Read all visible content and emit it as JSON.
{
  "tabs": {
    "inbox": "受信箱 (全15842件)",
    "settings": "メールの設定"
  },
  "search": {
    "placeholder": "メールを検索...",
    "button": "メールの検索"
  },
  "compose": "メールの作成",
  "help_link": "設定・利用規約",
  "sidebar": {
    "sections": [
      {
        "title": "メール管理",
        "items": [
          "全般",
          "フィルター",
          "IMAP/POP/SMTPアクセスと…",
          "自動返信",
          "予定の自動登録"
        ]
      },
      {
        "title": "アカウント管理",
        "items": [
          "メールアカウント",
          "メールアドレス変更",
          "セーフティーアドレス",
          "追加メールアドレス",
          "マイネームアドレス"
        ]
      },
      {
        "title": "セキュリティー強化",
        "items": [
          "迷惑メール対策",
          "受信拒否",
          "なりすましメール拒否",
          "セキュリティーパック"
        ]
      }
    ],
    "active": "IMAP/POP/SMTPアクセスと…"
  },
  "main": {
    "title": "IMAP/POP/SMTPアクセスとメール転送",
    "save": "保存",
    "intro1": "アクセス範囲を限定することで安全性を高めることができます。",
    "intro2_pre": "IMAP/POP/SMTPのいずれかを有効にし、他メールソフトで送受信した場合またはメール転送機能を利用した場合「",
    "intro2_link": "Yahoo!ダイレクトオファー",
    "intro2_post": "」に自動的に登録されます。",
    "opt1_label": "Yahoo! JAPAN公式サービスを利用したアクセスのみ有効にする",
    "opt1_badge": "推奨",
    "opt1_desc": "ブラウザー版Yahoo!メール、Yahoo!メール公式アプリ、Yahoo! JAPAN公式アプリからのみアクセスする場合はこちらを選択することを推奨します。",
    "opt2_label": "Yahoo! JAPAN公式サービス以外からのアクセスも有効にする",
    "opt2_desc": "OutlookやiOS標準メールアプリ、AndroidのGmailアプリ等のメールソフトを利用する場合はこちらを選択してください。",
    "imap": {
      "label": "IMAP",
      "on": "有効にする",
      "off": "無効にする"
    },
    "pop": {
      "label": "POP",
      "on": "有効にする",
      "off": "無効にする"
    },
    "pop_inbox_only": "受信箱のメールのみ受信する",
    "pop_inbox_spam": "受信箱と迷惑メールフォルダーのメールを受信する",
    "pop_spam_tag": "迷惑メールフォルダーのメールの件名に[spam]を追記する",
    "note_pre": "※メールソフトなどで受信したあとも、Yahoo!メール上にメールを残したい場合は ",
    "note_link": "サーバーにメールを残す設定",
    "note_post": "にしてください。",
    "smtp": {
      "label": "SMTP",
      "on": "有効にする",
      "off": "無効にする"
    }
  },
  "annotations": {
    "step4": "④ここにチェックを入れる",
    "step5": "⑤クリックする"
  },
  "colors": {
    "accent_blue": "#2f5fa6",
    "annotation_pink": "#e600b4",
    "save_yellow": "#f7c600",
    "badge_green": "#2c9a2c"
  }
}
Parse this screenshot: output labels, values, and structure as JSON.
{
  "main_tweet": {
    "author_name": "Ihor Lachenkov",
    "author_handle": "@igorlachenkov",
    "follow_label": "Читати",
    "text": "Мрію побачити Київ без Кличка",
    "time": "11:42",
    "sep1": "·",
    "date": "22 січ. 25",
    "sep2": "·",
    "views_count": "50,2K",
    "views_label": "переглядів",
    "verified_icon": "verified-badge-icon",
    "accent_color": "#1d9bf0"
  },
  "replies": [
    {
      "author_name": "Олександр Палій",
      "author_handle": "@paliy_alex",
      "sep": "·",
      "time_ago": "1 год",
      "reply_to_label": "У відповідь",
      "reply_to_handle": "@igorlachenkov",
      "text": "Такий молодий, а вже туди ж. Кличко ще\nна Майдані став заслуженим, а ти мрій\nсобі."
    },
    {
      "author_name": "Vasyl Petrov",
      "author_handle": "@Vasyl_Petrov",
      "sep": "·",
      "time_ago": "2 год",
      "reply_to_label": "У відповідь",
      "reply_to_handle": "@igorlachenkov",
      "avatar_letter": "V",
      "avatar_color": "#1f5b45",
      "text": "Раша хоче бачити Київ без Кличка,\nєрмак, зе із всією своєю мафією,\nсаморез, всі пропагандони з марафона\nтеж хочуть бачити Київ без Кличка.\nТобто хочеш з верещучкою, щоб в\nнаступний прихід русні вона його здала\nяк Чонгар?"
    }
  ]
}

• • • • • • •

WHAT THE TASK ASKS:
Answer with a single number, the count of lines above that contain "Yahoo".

WRITTEN SOLUTION:
5